> LISTED ENTRIES
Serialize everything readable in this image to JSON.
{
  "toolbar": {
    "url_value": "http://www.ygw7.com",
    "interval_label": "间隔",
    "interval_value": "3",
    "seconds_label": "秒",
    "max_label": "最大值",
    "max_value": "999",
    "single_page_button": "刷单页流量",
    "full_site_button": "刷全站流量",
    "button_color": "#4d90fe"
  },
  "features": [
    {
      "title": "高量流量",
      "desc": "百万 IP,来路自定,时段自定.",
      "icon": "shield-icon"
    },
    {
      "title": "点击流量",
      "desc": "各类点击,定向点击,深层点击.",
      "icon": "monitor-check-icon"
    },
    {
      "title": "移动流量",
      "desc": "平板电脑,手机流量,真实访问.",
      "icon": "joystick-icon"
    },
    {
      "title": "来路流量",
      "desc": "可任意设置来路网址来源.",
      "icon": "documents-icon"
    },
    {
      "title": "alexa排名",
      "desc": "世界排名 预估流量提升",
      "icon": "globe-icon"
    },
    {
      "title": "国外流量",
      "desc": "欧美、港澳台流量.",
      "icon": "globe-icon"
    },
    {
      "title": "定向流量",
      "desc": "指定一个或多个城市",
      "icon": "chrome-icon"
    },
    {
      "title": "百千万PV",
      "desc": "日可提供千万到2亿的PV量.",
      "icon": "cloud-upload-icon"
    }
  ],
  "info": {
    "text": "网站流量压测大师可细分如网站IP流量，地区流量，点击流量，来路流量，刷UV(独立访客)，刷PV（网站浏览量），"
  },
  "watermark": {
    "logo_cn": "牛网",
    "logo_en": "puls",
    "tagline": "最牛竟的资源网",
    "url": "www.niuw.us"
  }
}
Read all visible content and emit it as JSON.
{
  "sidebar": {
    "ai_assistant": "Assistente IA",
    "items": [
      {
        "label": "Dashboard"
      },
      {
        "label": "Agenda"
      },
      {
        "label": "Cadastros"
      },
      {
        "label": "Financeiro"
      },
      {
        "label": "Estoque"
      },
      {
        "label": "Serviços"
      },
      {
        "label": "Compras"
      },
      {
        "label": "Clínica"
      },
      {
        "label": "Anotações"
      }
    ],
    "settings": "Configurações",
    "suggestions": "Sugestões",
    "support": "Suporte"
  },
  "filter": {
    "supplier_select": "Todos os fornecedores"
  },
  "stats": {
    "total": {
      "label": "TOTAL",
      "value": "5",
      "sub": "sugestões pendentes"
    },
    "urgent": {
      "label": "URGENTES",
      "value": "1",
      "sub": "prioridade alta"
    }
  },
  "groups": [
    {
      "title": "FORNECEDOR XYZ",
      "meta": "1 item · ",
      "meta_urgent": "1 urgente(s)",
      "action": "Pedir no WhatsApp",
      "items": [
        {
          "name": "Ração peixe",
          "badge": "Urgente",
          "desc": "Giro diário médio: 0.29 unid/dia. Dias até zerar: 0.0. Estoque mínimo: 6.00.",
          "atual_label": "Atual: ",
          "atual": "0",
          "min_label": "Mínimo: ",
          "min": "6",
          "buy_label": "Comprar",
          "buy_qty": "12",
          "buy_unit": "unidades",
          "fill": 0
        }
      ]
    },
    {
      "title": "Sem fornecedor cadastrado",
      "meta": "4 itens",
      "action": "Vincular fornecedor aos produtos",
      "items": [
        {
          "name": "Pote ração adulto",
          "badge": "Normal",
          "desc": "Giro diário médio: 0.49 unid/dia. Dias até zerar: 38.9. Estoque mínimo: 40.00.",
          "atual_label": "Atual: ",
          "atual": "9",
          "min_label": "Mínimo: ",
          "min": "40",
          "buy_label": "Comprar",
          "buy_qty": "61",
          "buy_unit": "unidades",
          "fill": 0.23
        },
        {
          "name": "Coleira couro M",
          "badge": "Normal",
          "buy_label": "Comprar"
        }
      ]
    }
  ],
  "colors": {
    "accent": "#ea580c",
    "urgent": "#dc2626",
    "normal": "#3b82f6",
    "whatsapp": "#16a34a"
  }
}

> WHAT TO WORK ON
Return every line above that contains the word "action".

> EXERCISE OUTPUT
      "action": "Pedir no WhatsApp",
      "action": "Vincular fornecedor aos produtos",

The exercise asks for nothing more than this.